[Your assignment]
Please report how many lines below contain "subtitle", writing nothing except the number.

=== Begin Enclosure ===

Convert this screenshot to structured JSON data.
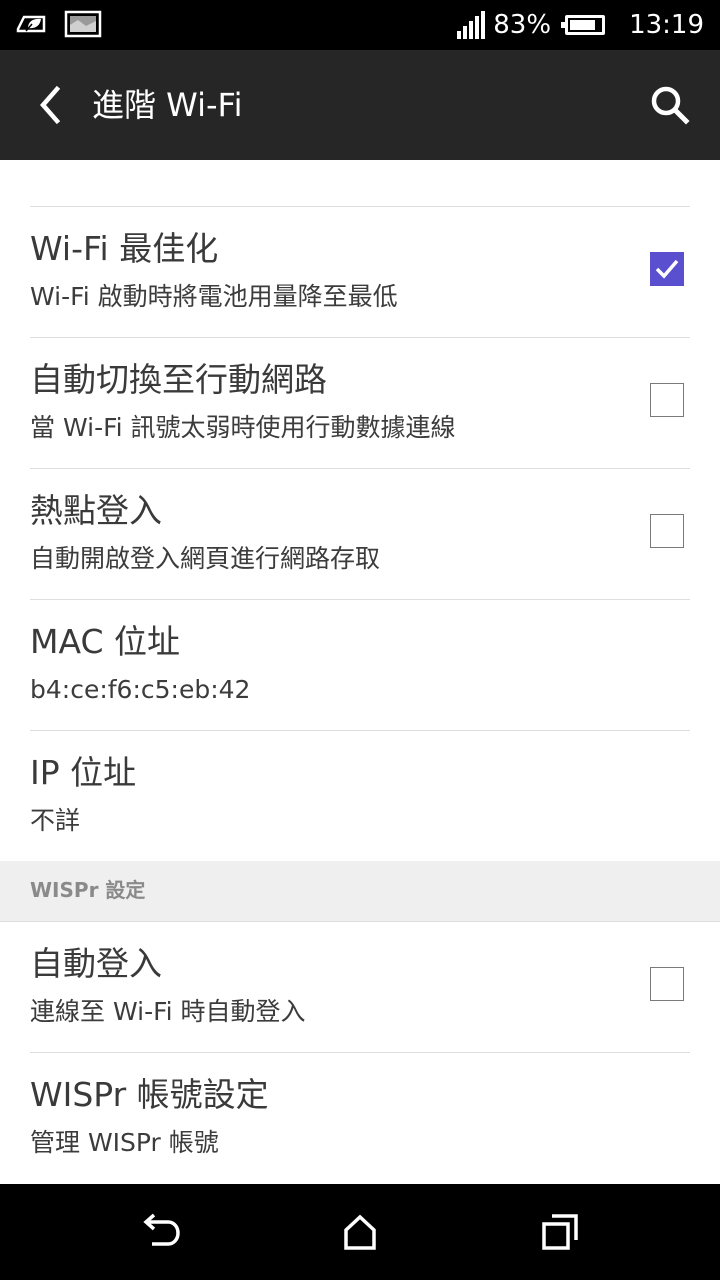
{
  "status_bar": {
    "left_icons": [
      "leaf-notification-icon",
      "image-notification-icon"
    ],
    "signal_icon": "signal-bars-icon",
    "battery_percent": "83%",
    "battery_level": 0.83,
    "time": "13:19"
  },
  "app_bar": {
    "title": "進階 Wi-Fi",
    "back_icon": "chevron-left-icon",
    "search_icon": "search-icon"
  },
  "settings": {
    "wifi_optimization": {
      "title": "Wi-Fi 最佳化",
      "subtitle": "Wi-Fi 啟動時將電池用量降至最低",
      "checked": true
    },
    "auto_switch_mobile": {
      "title": "自動切換至行動網路",
      "subtitle": "當 Wi-Fi 訊號太弱時使用行動數據連線",
      "checked": false
    },
    "hotspot_login": {
      "title": "熱點登入",
      "subtitle": "自動開啟登入網頁進行網路存取",
      "checked": false
    },
    "mac_address": {
      "title": "MAC 位址",
      "value": "b4:ce:f6:c5:eb:42"
    },
    "ip_address": {
      "title": "IP 位址",
      "value": "不詳"
    },
    "wispr_section": {
      "header": "WISPr 設定"
    },
    "auto_login": {
      "title": "自動登入",
      "subtitle": "連線至 Wi-Fi 時自動登入",
      "checked": false
    },
    "wispr_account": {
      "title": "WISPr 帳號設定",
      "subtitle": "管理 WISPr 帳號"
    }
  },
  "colors": {
    "accent": "#5a4fcf",
    "app_bar": "#262626",
    "section_bg": "#efefef"
  },
  "nav_bar": {
    "back_icon": "nav-back-icon",
    "home_icon": "nav-home-icon",
    "recents_icon": "nav-recents-icon"
  }
}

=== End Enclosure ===

[Task response]
5